The COVID-19 pandemic saw a significant increase in intimate partner violence throughout the United States. New York City experienced a 10% increase in domestic violence reports while San Antonio, CA saw a 18% rise in family violence calls. Minority groups who were the most affected by higher unemployment and likelihood of infection caused by the pandemic were the ones who had rates of abuse rise by 50% or more.
This uptick in abuse can be attributed to a variety of causes, including increased stressors, more opportunities for abuse, and fewer safeguards. Less than half of intimate partner violence victims accept professional care for their injuries while about half of domestic violence incidents don’t even get reported. Why is domestic violence sometimes not getting reported?

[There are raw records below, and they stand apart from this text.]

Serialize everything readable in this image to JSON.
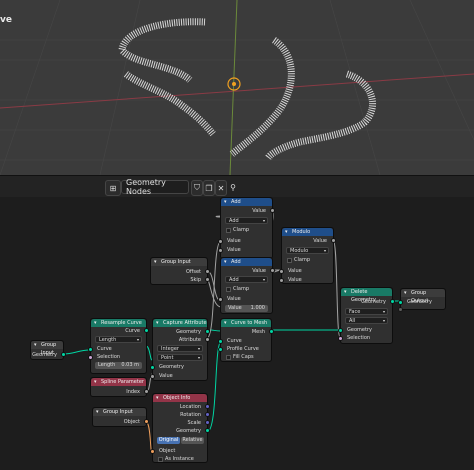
{
  "viewport": {
    "mode_label": "ve"
  },
  "header": {
    "editor_icon": "node-tree-icon",
    "tree_name": "Geometry Nodes",
    "pin_icon": "pin-icon"
  },
  "nodes": {
    "add1": {
      "title": "Add",
      "out": "Value",
      "op": "Add",
      "clamp": "Clamp",
      "in1": "Value",
      "in2": "Value"
    },
    "add2": {
      "title": "Add",
      "out": "Value",
      "op": "Add",
      "clamp": "Clamp",
      "in1": "Value",
      "in2_label": "Value",
      "in2_val": "1.000"
    },
    "modulo": {
      "title": "Modulo",
      "out": "Value",
      "op": "Modulo",
      "clamp": "Clamp",
      "in1": "Value",
      "in2": "Value"
    },
    "group_input_top": {
      "title": "Group Input",
      "out1": "Offset",
      "out2": "Skip"
    },
    "group_input_left": {
      "title": "Group Input",
      "out1": "Geometry"
    },
    "resample": {
      "title": "Resample Curve",
      "out": "Curve",
      "mode": "Length",
      "in1": "Curve",
      "in2": "Selection",
      "len_label": "Length",
      "len_val": "0.03 m"
    },
    "spline_param": {
      "title": "Spline Parameter",
      "out": "Index"
    },
    "capture": {
      "title": "Capture Attribute",
      "out1": "Geometry",
      "out2": "Attribute",
      "type": "Integer",
      "domain": "Point",
      "in1": "Geometry",
      "in2": "Value"
    },
    "curve_to_mesh": {
      "title": "Curve to Mesh",
      "out": "Mesh",
      "in1": "Curve",
      "in2": "Profile Curve",
      "in3": "Fill Caps"
    },
    "delete_geo": {
      "title": "Delete Geometry",
      "out": "Geometry",
      "domain": "Face",
      "mode": "All",
      "in1": "Geometry",
      "in2": "Selection"
    },
    "group_output": {
      "title": "Group Output",
      "in1": "Geometry"
    },
    "group_input_bottom": {
      "title": "Group Input",
      "out1": "Object"
    },
    "object_info": {
      "title": "Object Info",
      "out1": "Location",
      "out2": "Rotation",
      "out3": "Scale",
      "out4": "Geometry",
      "tab1": "Original",
      "tab2": "Relative",
      "in1": "Object",
      "in2": "As Instance"
    }
  }
}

Victims usually fear the possibility of not being believed by others or lose the confidence to talk to someone about the abuse. Some might be really dependent on their partner’s support to risk leaving. Those who have pets might have abusers who are willing to harm the victims’ pets as a means of control. This causes about 50% of victims to stay in abusive situations rather than leaving their pets with the abuser while 25% of victims decide to return to abusers because they are worried about their pets.
There are ways you can help reduce the number of domestic violence cases. One is to understand and recognize the warning signs so domestic violence can be stopped before it gets serious. Seeing as 19% of people know a friend or family member who has suffered domestic violence and 17% of people know someone has inflicted abuse on another, writing down every abusive incident you witness or even calling the police if you sense someone might be in immediate danger can help someone you care about escape domestic abuse. Being available to help and supporting local shelters and organizations are active ways you can lend a hand to victims who need it most.